Seeking Input: How Has the Summer Traversing Been?
How has your traversing of our little town been this summer? Or, if your from another city, how has it been there?
While walking around #TCMI have you encountered mindful people on bicycles and people in cars who give you space and consideration at intersections? Have the sidewalks been clear of bicycles?
While moving about on your bicycle, have people in automobiles given you space when they pass or looked for you as they pulled on to another street? How has their speed been?
When you drive, have you noticed bicyclists signaling their intentions and generally giving you consideration? Have you noticed other drivers respecting the speed limits, yellow lights, stop signs and pulling over to answer their phone?
If you recall back in the spring, I ran quote by Mia Burke and asked everyone to take a pledge to be more considerate no matter what form of transportation you use. 11 people took the pledge (still open). Why so few? I think a lot of it comes down to the premise that most of us think we are the shiznizz of accountability and that the problem lies with “those people.” I see this reflected in most conversations I have with people about conditions of our streets.
The reality is: we are those people. We are “traffic” in all its glory and mishap. Contrary to some of the comments I heard at the City Commission on Monday night, the plague on our streets isn’t scofflaw bicyclists or even inconsiderate people in cars with an entitlement complex; the problem is all of us and it begins with a vigilant awareness of our own actions, itself a difficult task due to real cognitive limitations based in our biology and often ignored in street design.

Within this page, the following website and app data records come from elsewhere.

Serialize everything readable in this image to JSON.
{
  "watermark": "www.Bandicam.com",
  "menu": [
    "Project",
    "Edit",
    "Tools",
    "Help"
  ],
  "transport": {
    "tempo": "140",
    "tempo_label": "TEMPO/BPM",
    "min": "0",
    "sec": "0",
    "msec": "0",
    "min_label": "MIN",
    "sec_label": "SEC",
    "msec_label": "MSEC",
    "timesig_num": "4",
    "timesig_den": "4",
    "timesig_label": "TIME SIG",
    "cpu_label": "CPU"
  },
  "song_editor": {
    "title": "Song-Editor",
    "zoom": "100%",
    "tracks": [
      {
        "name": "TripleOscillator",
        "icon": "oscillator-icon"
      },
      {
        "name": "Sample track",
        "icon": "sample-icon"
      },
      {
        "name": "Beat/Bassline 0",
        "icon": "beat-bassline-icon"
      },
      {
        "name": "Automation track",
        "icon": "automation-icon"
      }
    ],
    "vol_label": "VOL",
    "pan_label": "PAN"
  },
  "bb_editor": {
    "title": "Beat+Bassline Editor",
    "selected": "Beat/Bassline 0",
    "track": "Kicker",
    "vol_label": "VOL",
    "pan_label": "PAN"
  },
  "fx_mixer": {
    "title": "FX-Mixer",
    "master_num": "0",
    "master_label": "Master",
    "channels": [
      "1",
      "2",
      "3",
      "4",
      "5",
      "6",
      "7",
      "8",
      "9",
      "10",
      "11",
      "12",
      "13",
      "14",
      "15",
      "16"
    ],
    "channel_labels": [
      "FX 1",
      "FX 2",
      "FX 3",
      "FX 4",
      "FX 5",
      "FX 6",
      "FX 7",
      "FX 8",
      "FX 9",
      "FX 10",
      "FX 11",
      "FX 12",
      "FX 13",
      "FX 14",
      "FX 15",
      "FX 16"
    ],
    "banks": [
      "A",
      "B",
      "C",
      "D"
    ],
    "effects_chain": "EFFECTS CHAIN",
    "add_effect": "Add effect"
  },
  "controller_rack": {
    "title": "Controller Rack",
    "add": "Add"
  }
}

I’ve had trouble getting to this post and I’m going to delay again one more week. Next week, I will address how I see the current state of the streets. I feel it’s required because of the number of emails I’ve received asking for my input, the increase numbers of visible bicycle-car conflicts this year and the latest discussion at the city commission meeting that looks like it will lead to a study session on the issue. (Mind you, I can think of no worse venue to hold such a discussion.)
In the meantime, over the weekend, please send me a message, email or leave a comment about what you’ve experienced this summer as either a pedestrian (which includes people moving about in wheelchairs), bicyclists or motorist. Or, all three.
Have a heart, be considerate.
Together, let’s say, ‘I solemnly pledge to behave
as considerately as possible no matter how I get around.’”
~ Mia Birk, planner and author